Education: the most valuable export that isn’t dug up


And it is really, really, important to Victoria

 Alan Olsen, from consultants Strategy, Policy, and Research in Education (SPRE) has looked at the export impact of education through the pandemic, HERE.

He found that in 2021 education was Australia’s fifth largest export, nearly as valuable as gold. Education remains the top export that isn’t dug up. The value of education is $22b with only gold, natural gas, coal and iron ore ahead of it, albeit, in the case of iron ore, a long way ($155bn).

As Mr Olsen writes, “Australia’s education exports totalled $40bn in 2019. This included $17bn in tuition fees paid by international students and $23bn in international students’ living expenses while they studied in Australia. China has accounted for one third of Australia’s education exports over the past few years”
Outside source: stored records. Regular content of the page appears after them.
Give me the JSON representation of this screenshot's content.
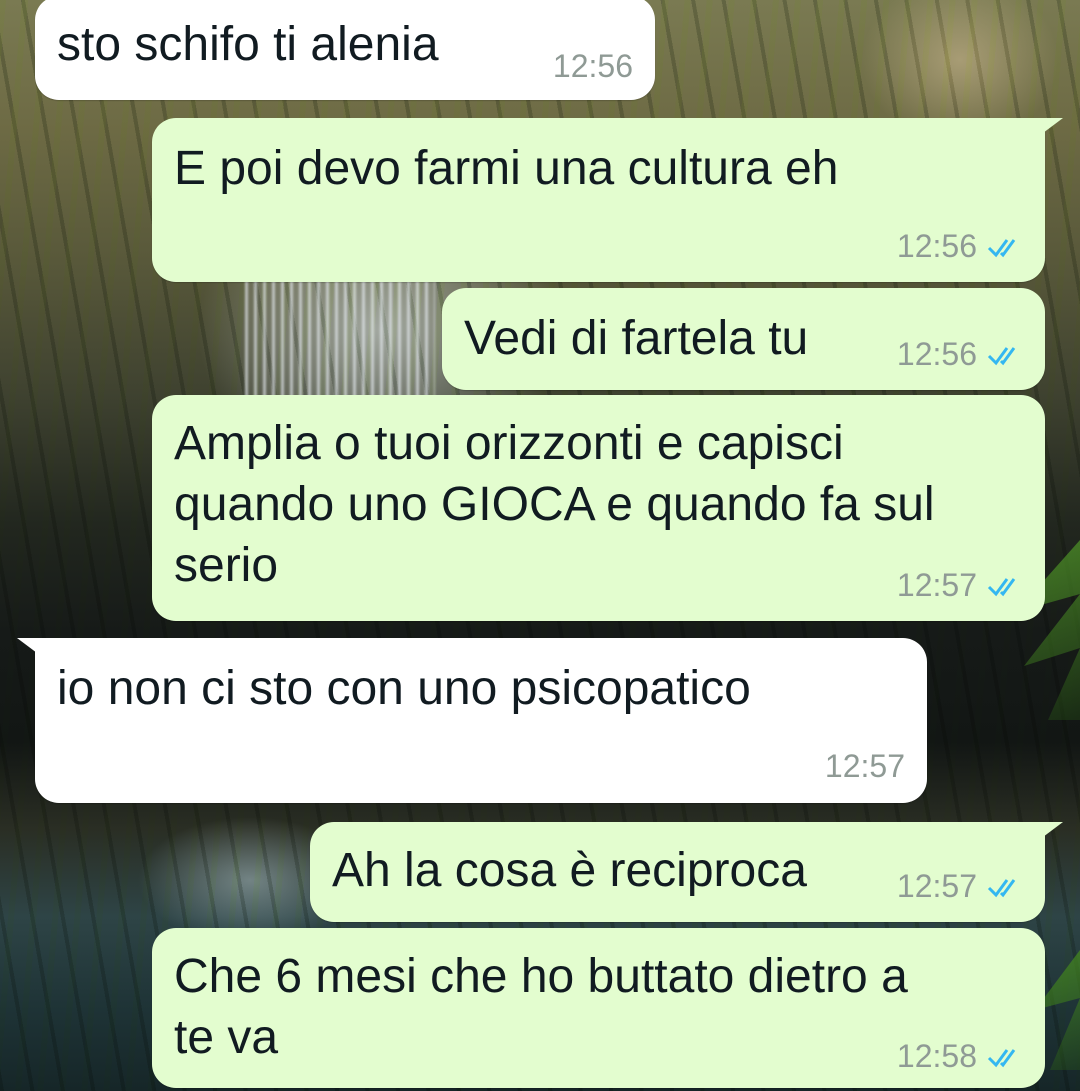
{
  "theme": {
    "incoming_bubble": "#ffffff",
    "outgoing_bubble": "#e3fdcf",
    "text_color": "#111b21",
    "time_color": "#8f9a95",
    "read_ticks_color": "#34b7f1"
  },
  "messages": [
    {
      "direction": "incoming",
      "text": "sto schifo ti alenia",
      "time": "12:56"
    },
    {
      "direction": "outgoing",
      "text": "E poi devo farmi una cultura eh",
      "time": "12:56",
      "status": "read-ticks-icon"
    },
    {
      "direction": "outgoing",
      "text": "Vedi di fartela tu",
      "time": "12:56",
      "status": "read-ticks-icon"
    },
    {
      "direction": "outgoing",
      "text": "Amplia o tuoi orizzonti e capisci\nquando uno GIOCA e quando fa sul\nserio",
      "time": "12:57",
      "status": "read-ticks-icon"
    },
    {
      "direction": "incoming",
      "text": "io non ci sto con uno psicopatico",
      "time": "12:57"
    },
    {
      "direction": "outgoing",
      "text": "Ah la cosa è reciproca",
      "time": "12:57",
      "status": "read-ticks-icon"
    },
    {
      "direction": "outgoing",
      "text": "Che 6 mesi che ho buttato dietro a\nte va",
      "time": "12:58",
      "status": "read-ticks-icon"
    }
  ]
}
In March 2020, Australia closed its borders to non-citizens and non-residents in order to limit the spread of COVID-19. It was not until December 2021 that fully vaccinated international students were able to enter.

In 2019-2021, the value of education as an export nearly halved, from $40.3 bn in 2019 to $22bn in 2021. But the value of tourism as an export just about disappeared, from $22.6bn in 2019 to $0.412bn in 2021. CMM finds this last statistic very interesting indeed.

The split by state for 2021 was,

 NSW: education was the second most valuable export for NSW, behind coal. It’s a big gap though, coal’s value was ≈$22.5bn with Education at $8.025bn

 Victoria: education led the export charge, at $6.95bn the next largest was meat at approximately $3bn

Queensland: No surprises, coal led at just shy of $35bn with education coming in third $3.2bn, behind meat $6bn

South Australia: education was $1.4bn, second only to copper at $1.6bn

Western Australia: education at $1.3bn was eighth behind oil seeds, other precious ores, other mineral, gold coin, wheat, gold –  and iron ore at number at a whopping $150 bn plus.

Tasmania: education was fourth, at $428m behind aluminium, iron ore and zinc, first at just shy of 900m

Northern Territory: Education is also fourth, at $140m behind alumina, live animals, and other ores at number one, worth ≈$625m

 Dirk Mulder advises education and business clients on trends in international education. He writes regularly for CMM